Your task:
Check every line of the entries that follow, and copy the ones containing "subtitle".

Input for this task:
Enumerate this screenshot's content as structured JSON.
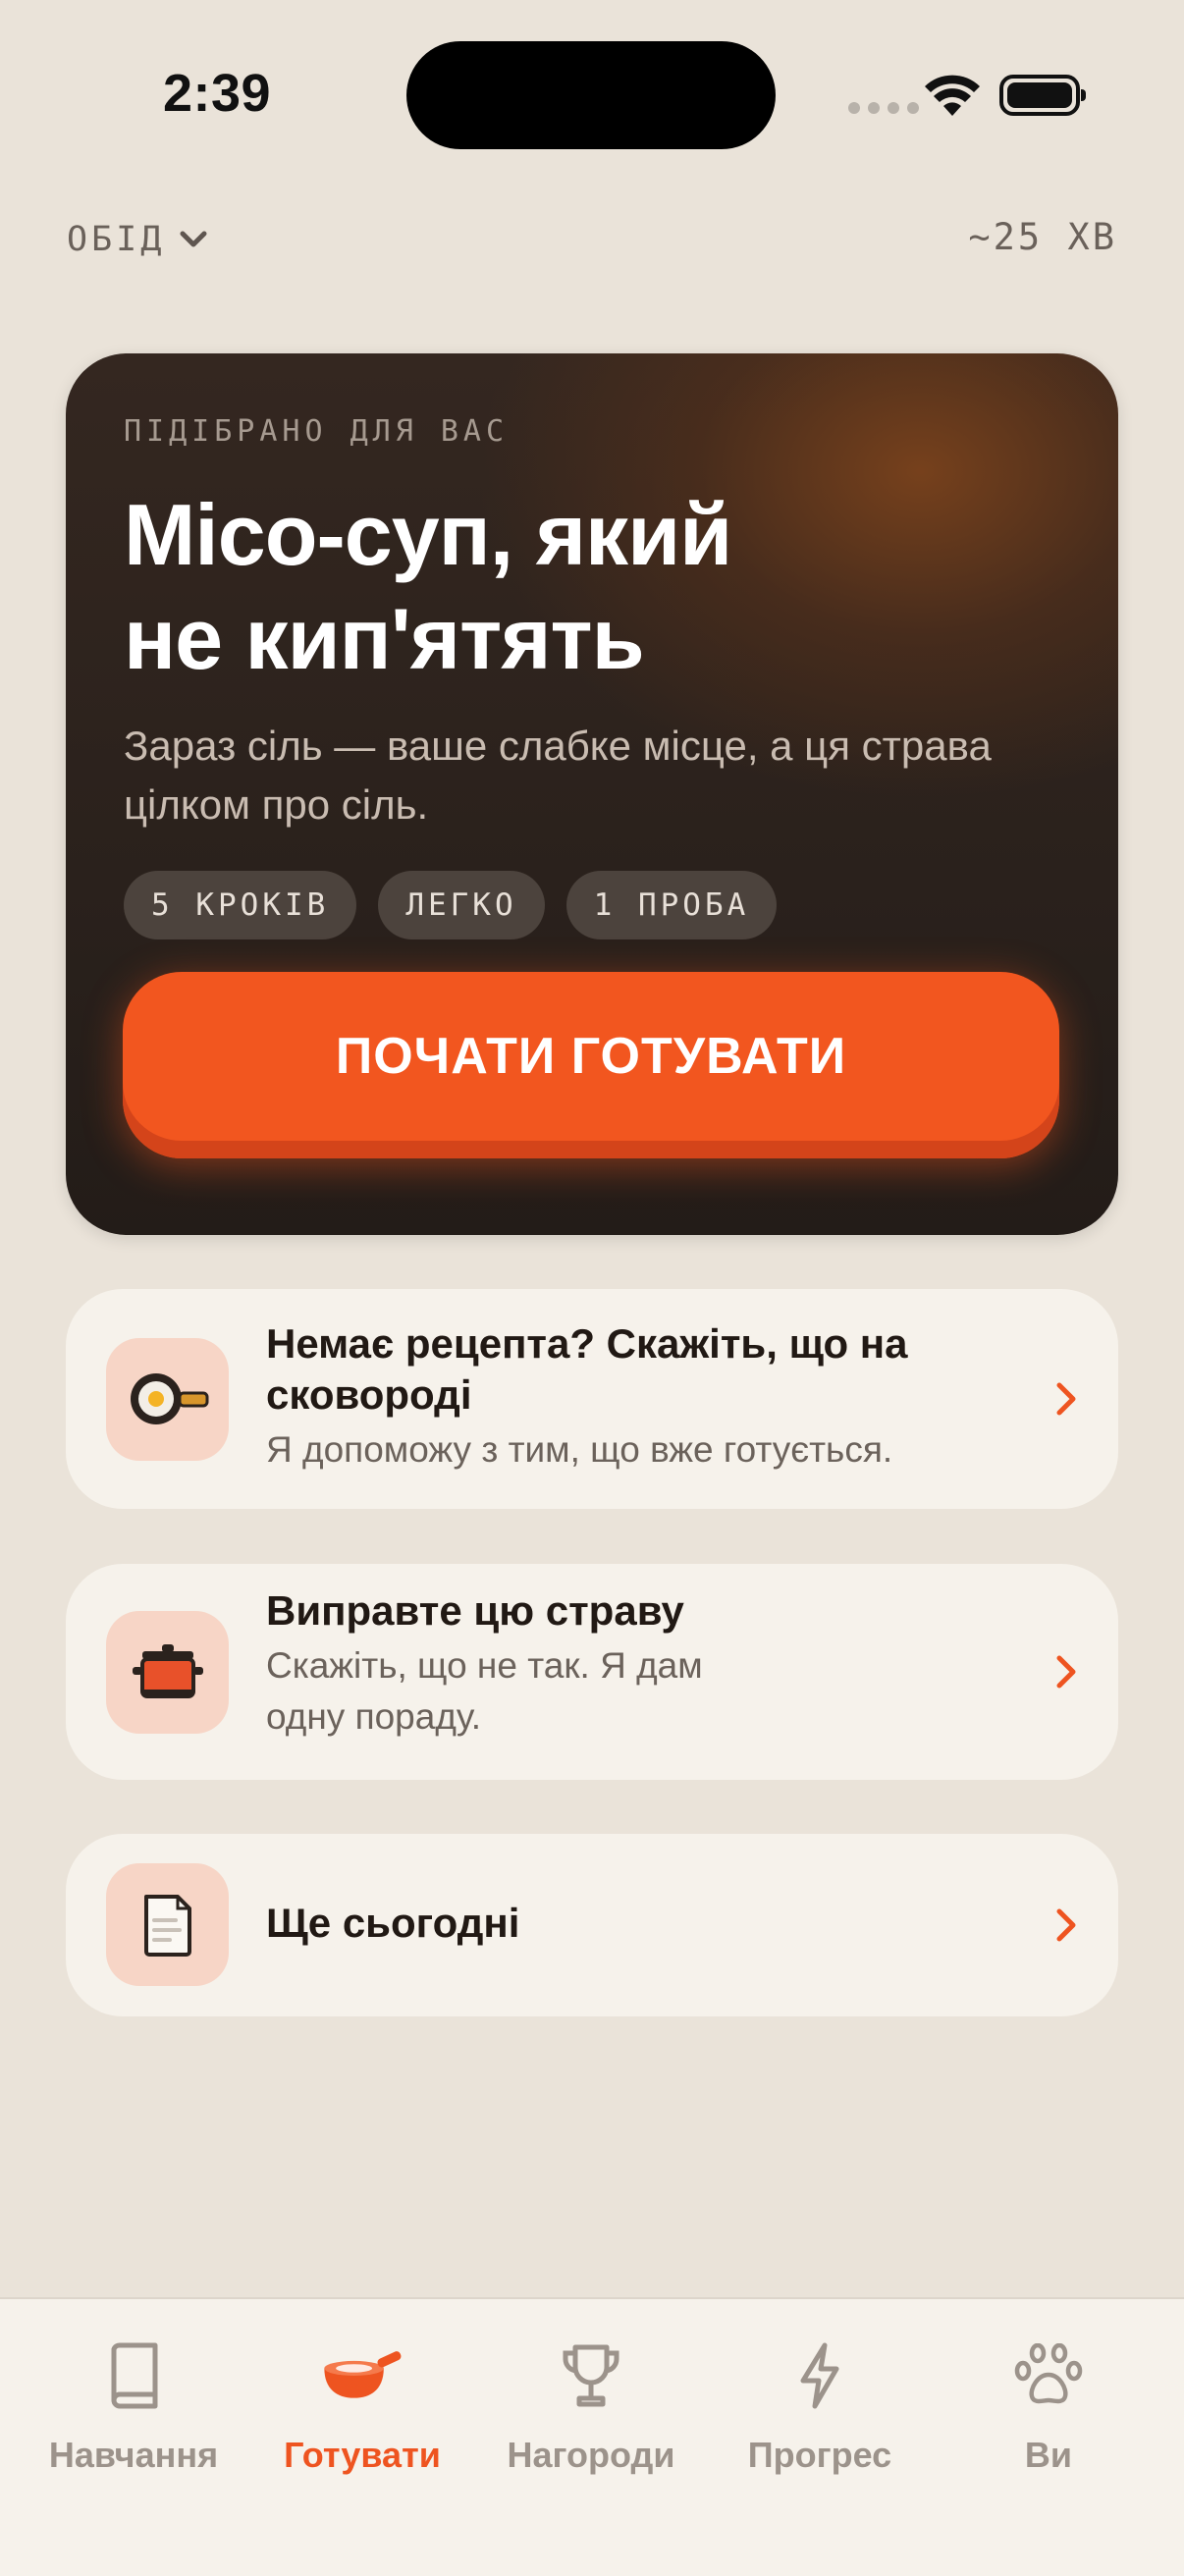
{
  "status_bar": {
    "time": "2:39"
  },
  "header": {
    "meal_selector": "ОБІД",
    "duration": "~25 ХВ"
  },
  "hero": {
    "eyebrow": "ПІДІБРАНО ДЛЯ ВАС",
    "title_line1": "Місо-суп, який",
    "title_line2": "не кип'ятять",
    "subtitle": "Зараз сіль — ваше слабке місце, а ця страва цілком про сіль.",
    "tags": [
      "5 КРОКІВ",
      "ЛЕГКО",
      "1 ПРОБА"
    ],
    "cta_label": "ПОЧАТИ ГОТУВАТИ"
  },
  "cards": [
    {
      "title": "Немає рецепта? Скажіть, що на сковороді",
      "subtitle": "Я допоможу з тим, що вже готується.",
      "icon": "frying-pan-icon"
    },
    {
      "title": "Виправте цю страву",
      "subtitle": "Скажіть, що не так. Я дам одну пораду.",
      "icon": "pot-icon"
    },
    {
      "title": "Ще сьогодні",
      "subtitle": "",
      "icon": "document-icon"
    }
  ],
  "tabbar": {
    "tabs": [
      {
        "label": "Навчання",
        "icon": "book-icon"
      },
      {
        "label": "Готувати",
        "icon": "pan-icon",
        "active": true
      },
      {
        "label": "Нагороди",
        "icon": "trophy-icon"
      },
      {
        "label": "Прогрес",
        "icon": "lightning-icon"
      },
      {
        "label": "Ви",
        "icon": "paw-icon"
      }
    ]
  },
  "colors": {
    "accent": "#F2561F",
    "background": "#EAE3D9",
    "card": "#F6F2EB",
    "hero_dark": "#2A211C",
    "icon_tile": "#F7D5C6",
    "inactive": "#9C938B"
  }
}
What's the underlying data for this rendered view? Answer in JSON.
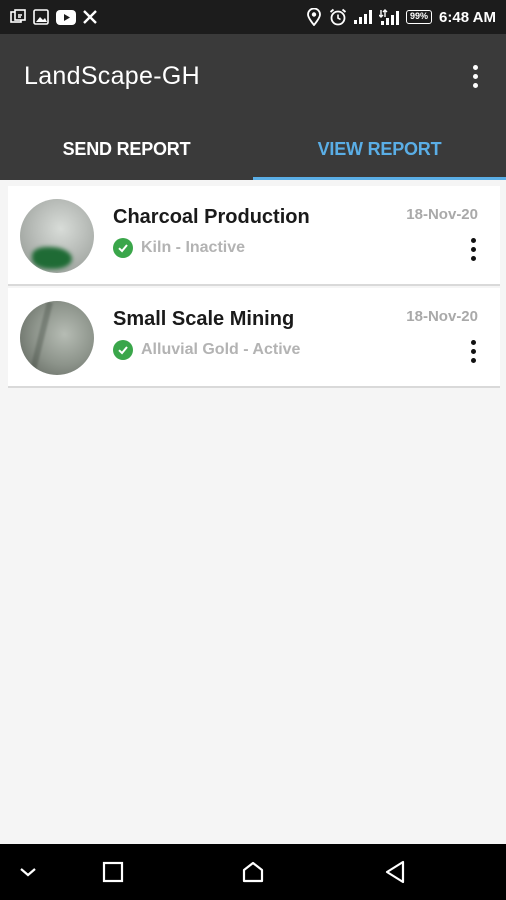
{
  "status_bar": {
    "time": "6:48 AM",
    "battery": "99%",
    "left_icons": [
      "notification-icon",
      "image-icon",
      "youtube-icon",
      "x-icon"
    ],
    "right_icons": [
      "location-icon",
      "alarm-icon",
      "signal-icon",
      "signal-data-icon",
      "battery-icon"
    ]
  },
  "app_bar": {
    "title": "LandScape-GH"
  },
  "tabs": [
    {
      "label": "SEND REPORT",
      "active": false
    },
    {
      "label": "VIEW REPORT",
      "active": true
    }
  ],
  "colors": {
    "accent": "#5aaee6",
    "app_bar": "#3a3a3a",
    "check": "#3aa64a"
  },
  "reports": [
    {
      "title": "Charcoal Production",
      "subtitle": "Kiln - Inactive",
      "date": "18-Nov-20"
    },
    {
      "title": "Small Scale Mining",
      "subtitle": "Alluvial Gold - Active",
      "date": "18-Nov-20"
    }
  ],
  "nav_bar": {
    "buttons": [
      "chevron-down-icon",
      "recent-apps-icon",
      "home-icon",
      "back-icon"
    ]
  }
}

Response:
    "subtitle": "Зараз сіль — ваше слабке місце, а ця страва цілком про сіль.",
      "subtitle": "Я допоможу з тим, що вже готується.",
      "subtitle": "Скажіть, що не так. Я дам одну пораду.",
      "subtitle": "",
      "subtitle": "Kiln - Inactive",
      "subtitle": "Alluvial Gold - Active",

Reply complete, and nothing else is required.